THE FIRST QUARREL
“I’ll give you three guesses, Madge.” Dicky stood just inside the door of the living room, holding an immense parcel carefully wrapped. His hat was on the back of his head, his eyes shining, his whole face aglow with boyish mischief.
“It’s for you, my first housekeeping present, that is needed in every well regulated family,” he burlesqued boastfully, “but you are not to see it until we have something to eat, and you have guessed what it is.”
“I know it is something lovely, dear,” I replied sedately, “but come to your dinner. It is getting cold.”
Dicky looked a trifle hurt as he followed me to the dining room. I knew what he expected—enthusiastic curiosity and a demand for the immediate opening of the parcel, I can imagine the pretty enthusiasm, the caresses with which almost any other woman would have greeted a bridegroom of two weeks with his first present.
But it’s simply impossible for me to gush. I cannot express emotion of any kind with the facility of most women. I worshipped my mother, but I rarely kissed her or expressed my love for her in words. My love for Dicky terrifies me sometimes, it is so strong, but I cannot go up to him and offer him an unsolicited kiss or caress. Respond to his caresses, yes! but offer them of my own volition, never! There is something inside me that makes it an absolute impossibility.
“What’s the menu, Madge? The beef again?”
Dicky’s tone was mildly quizzical, his smile mischievous, but I flushed hotly. He had touched a sore spot. The butcher had brought me a huge slab of meat for my first dinner when I had timidly ordered “rib roast,” and with the aid of my mother’s cook book and my own smattering of cooking, my sole housewifely accomplishment, I had been trying to disguise it for subsequent meals.
“This is positively its last appearance on any stage,” I assured him, trying to be gay. “Besides, it’s a casserole, with rice, and I defy you to detect whether the chief ingredient be fish, flesh or fowl.”
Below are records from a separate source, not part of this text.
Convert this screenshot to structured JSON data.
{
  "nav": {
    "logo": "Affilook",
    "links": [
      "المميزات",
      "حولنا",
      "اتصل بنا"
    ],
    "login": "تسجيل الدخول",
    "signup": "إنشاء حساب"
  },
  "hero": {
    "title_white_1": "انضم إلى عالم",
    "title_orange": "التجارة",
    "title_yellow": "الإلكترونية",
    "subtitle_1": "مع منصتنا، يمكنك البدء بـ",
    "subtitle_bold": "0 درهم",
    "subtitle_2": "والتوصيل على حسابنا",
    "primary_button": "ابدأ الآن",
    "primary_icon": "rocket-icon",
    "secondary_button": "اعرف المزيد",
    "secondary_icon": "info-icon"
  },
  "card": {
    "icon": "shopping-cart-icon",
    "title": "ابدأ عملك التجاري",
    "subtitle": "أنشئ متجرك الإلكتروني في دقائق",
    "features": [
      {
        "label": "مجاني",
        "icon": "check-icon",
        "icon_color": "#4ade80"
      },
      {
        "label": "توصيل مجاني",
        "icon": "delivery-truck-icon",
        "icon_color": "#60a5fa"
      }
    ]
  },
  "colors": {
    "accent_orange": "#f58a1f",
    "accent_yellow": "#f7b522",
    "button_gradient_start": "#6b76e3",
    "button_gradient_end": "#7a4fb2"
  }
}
“Casserole is usually my pet aversion,” Dicky said solemnly. Look not on the casserole when it is table d’hote, is one of the pet little proverbs in my immediate set. Too much like Spanish steak and the other good chances for ptomaines. But if you made it I’ll tackle it—if you have to call the ambulance in the next half-hour.”
“Dicky, you surely do not think I would use meat that was doubtful, do you?” I asked, horror-stricken. “Don’t eat it. Wait and I’ll fix up some eggs for you.”